Segment Start: Task data

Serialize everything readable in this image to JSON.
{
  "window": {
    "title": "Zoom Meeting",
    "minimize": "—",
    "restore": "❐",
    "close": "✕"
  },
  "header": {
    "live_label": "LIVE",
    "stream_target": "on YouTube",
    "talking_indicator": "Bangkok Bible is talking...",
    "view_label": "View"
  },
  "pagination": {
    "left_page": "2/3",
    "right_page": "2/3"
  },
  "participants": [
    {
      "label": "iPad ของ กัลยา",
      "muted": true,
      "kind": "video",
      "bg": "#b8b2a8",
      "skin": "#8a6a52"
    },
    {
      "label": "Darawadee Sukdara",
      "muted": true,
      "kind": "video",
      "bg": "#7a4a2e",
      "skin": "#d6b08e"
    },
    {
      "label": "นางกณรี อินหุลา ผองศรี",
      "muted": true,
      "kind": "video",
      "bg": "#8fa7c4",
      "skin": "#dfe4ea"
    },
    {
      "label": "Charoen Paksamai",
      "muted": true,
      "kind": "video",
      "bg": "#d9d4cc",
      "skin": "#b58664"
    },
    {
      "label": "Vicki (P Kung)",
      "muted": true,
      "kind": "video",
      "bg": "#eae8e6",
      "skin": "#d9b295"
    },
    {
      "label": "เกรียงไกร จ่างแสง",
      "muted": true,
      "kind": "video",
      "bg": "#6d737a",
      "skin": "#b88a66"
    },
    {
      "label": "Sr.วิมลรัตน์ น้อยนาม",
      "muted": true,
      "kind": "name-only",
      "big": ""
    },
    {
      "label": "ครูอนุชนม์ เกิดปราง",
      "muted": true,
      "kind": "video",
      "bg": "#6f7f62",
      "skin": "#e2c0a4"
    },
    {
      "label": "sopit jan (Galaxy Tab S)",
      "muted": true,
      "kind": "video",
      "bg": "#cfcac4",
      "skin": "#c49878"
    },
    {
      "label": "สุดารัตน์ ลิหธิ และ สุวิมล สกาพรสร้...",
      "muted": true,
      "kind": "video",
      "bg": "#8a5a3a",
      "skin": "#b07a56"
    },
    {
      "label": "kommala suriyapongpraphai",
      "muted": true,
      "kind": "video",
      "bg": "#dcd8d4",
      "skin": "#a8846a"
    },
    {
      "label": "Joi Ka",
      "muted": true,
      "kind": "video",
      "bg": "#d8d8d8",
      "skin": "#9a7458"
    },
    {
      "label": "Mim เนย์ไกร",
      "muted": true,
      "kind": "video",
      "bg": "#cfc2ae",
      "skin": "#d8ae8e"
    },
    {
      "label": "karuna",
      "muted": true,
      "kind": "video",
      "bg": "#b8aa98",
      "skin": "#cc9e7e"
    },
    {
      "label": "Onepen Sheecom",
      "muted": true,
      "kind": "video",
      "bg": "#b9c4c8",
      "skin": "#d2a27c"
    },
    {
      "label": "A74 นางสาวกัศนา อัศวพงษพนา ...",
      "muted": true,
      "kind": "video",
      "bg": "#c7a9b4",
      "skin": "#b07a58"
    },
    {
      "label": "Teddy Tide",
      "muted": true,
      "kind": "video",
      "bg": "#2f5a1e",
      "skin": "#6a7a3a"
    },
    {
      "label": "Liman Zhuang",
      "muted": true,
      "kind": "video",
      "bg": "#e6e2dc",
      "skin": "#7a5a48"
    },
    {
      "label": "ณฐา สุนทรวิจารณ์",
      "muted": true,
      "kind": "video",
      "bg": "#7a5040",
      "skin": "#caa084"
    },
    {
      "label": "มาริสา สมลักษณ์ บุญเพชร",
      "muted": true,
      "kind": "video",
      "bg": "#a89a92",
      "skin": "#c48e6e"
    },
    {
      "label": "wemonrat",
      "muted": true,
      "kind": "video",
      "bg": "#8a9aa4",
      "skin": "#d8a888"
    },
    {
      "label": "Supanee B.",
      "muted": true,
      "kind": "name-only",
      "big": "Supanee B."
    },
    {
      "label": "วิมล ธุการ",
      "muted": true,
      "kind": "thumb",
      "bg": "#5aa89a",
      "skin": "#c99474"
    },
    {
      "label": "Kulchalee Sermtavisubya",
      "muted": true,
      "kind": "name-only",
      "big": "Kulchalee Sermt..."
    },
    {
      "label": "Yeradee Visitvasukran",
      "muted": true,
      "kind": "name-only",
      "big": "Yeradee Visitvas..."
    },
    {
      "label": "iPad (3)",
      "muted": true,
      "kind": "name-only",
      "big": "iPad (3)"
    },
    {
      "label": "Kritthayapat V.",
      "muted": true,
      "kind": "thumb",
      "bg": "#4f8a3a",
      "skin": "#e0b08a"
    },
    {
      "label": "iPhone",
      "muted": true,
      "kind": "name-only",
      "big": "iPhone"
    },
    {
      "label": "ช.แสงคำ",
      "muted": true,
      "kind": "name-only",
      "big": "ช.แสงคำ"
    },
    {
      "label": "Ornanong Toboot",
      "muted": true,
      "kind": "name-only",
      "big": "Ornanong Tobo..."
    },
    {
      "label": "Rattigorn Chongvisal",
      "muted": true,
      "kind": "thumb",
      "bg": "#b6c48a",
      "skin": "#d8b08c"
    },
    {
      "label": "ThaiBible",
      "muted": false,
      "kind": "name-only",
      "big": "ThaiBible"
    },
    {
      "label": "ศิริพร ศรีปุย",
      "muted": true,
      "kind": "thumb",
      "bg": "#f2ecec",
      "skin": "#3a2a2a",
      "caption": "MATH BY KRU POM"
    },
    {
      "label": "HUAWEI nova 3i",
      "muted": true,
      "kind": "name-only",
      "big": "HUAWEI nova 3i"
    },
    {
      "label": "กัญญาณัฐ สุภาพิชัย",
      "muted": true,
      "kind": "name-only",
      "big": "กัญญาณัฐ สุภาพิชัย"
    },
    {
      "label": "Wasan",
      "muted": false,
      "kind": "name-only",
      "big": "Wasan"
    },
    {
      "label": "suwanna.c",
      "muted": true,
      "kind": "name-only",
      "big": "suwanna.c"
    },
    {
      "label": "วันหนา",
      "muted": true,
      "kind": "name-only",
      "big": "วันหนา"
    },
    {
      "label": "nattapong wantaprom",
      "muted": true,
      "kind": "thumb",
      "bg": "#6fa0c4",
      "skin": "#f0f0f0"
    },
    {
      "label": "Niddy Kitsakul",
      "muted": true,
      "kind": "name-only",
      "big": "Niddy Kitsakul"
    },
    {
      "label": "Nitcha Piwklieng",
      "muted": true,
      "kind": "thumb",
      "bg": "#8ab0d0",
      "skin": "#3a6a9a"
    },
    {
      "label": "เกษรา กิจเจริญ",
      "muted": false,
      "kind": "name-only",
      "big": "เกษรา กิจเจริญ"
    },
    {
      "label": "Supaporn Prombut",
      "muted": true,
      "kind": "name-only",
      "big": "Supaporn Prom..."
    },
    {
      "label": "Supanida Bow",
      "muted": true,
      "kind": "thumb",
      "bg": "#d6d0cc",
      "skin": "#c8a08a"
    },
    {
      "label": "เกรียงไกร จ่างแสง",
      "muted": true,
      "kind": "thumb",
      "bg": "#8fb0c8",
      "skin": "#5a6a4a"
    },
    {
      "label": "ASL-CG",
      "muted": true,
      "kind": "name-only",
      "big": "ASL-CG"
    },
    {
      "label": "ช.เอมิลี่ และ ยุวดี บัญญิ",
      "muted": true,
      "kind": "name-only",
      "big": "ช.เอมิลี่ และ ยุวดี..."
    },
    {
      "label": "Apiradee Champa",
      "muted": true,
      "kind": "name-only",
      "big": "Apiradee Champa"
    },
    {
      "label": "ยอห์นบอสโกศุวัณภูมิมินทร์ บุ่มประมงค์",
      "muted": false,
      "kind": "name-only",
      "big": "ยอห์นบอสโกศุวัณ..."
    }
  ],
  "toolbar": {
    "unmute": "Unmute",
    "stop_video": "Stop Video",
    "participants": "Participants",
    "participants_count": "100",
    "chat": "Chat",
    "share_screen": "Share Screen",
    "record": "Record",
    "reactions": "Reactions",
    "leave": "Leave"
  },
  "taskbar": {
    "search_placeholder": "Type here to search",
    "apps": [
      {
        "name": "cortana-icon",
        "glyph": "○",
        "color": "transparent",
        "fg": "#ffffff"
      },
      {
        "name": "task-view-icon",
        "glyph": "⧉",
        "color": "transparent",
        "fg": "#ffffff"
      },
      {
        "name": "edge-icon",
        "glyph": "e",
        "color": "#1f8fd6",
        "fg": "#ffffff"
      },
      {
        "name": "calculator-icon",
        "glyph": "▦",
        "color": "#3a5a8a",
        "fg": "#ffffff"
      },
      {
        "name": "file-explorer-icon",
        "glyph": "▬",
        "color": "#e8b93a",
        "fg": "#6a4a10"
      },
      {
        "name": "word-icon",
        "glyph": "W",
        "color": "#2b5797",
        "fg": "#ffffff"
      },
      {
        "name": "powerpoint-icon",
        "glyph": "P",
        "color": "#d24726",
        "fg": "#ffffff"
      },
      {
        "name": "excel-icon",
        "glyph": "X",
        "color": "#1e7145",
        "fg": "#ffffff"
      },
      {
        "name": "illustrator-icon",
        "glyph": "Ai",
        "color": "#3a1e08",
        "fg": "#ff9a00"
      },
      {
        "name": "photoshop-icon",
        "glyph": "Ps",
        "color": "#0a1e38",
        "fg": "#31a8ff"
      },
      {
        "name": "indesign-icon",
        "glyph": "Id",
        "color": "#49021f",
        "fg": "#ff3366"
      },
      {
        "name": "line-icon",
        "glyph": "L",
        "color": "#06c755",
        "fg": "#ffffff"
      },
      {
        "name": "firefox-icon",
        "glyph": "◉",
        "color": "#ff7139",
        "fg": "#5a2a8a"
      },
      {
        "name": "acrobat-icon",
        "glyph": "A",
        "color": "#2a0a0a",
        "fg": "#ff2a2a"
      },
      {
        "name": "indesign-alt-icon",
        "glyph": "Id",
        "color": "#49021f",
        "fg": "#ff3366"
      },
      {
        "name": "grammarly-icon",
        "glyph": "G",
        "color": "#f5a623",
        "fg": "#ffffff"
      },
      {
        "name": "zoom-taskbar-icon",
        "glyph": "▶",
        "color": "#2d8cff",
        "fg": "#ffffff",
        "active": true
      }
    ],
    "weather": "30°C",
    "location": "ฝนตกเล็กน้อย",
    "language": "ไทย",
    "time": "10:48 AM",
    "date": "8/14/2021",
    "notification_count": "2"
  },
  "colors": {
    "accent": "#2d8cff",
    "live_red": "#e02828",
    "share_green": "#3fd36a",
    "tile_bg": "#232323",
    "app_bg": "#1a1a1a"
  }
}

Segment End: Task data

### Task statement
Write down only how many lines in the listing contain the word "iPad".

### Result
3